* _Website and app data records_
——

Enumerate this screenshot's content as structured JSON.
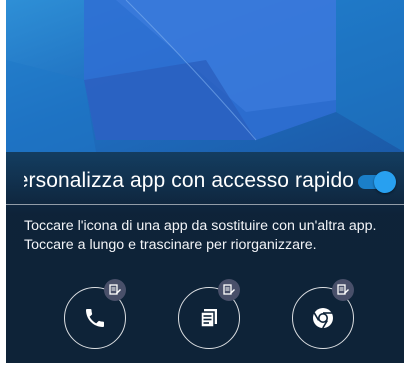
{
  "quick_access": {
    "title": "Personalizza app con accesso rapido",
    "toggle_state": "on",
    "instructions": [
      "Toccare l'icona di una app da sostituire con un'altra app.",
      "Toccare a lungo e trascinare per riorganizzare."
    ],
    "apps": [
      {
        "icon": "phone-icon",
        "edit_icon": "edit-icon"
      },
      {
        "icon": "notes-icon",
        "edit_icon": "edit-icon"
      },
      {
        "icon": "chrome-icon",
        "edit_icon": "edit-icon"
      }
    ]
  },
  "colors": {
    "accent": "#28a0f0",
    "panel_background": "#0e2338",
    "wallpaper": "#1f6fc0"
  }
}
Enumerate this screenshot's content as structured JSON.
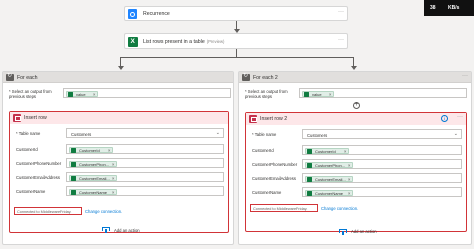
{
  "overlay": {
    "left_text": "38",
    "right_text": "KB/s"
  },
  "trigger": {
    "title": "Recurrence"
  },
  "list_rows": {
    "title": "List rows present in a table",
    "badge": "(Preview)"
  },
  "loops": [
    {
      "title": "For each",
      "select_label": "* Select an output from previous steps",
      "select_token": "value",
      "insert": {
        "title": "Insert row",
        "table_label": "* Table name",
        "table_value": "Customers",
        "fields": [
          {
            "label": "CustomerId",
            "token": "CustomerId"
          },
          {
            "label": "CustomerPhoneNumber",
            "token": "CustomerPhon..."
          },
          {
            "label": "CustomerEmailAddress",
            "token": "CustomerEmail..."
          },
          {
            "label": "CustomerName",
            "token": "CustomerName"
          }
        ],
        "connection_text": "Connected to MiddlewareFriday.",
        "change_connection": "Change connection."
      },
      "add_action": "Add an action"
    },
    {
      "title": "For each 2",
      "select_label": "* Select an output from previous steps",
      "select_token": "value",
      "insert": {
        "title": "Insert row 2",
        "table_label": "* Table name",
        "table_value": "Customers",
        "fields": [
          {
            "label": "CustomerId",
            "token": "CustomerId"
          },
          {
            "label": "CustomerPhoneNumber",
            "token": "CustomerPhon..."
          },
          {
            "label": "CustomerEmailAddress",
            "token": "CustomerEmail..."
          },
          {
            "label": "CustomerName",
            "token": "CustomerName"
          }
        ],
        "connection_text": "Connected to MiddlewareFriday.",
        "change_connection": "Change connection."
      },
      "add_action": "Add an action"
    }
  ],
  "dots": "···",
  "plus_symbol": "+",
  "close_x": "×",
  "colors": {
    "excel_green": "#107c41",
    "error_red": "#d13438",
    "link_blue": "#0078d4",
    "trigger_blue": "#1f85ff"
  }
}
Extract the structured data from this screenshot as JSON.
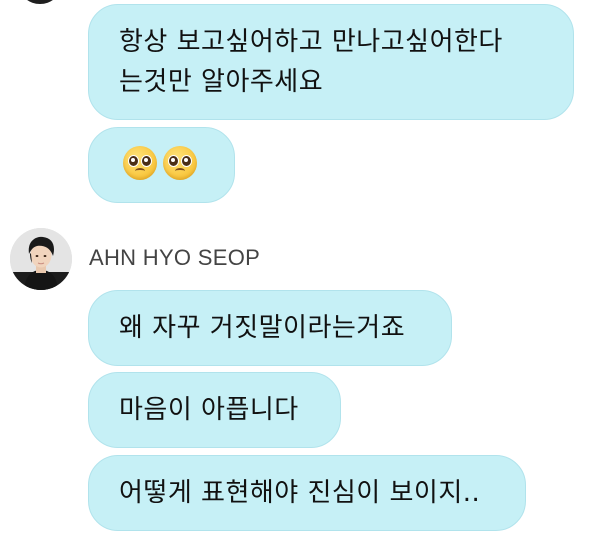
{
  "messages": [
    {
      "lines": [
        "항상 보고싶어하고 만나고싶어한다",
        "는것만 알아주세요"
      ]
    },
    {
      "emojis": [
        "pleading-face-icon",
        "pleading-face-icon"
      ]
    },
    {
      "text": "왜 자꾸 거짓말이라는거죠"
    },
    {
      "text": "마음이 아픕니다"
    },
    {
      "text": "어떻게 표현해야 진심이 보이지.."
    }
  ],
  "sender": {
    "name": "AHN HYO SEOP",
    "avatar": "profile-photo"
  },
  "colors": {
    "bubble_bg": "#c6f0f6",
    "bubble_border": "#b1e3ec",
    "name_text": "#444444"
  }
}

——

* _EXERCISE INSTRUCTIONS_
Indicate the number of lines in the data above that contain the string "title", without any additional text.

* _ANSWER FOR THE TASK_
7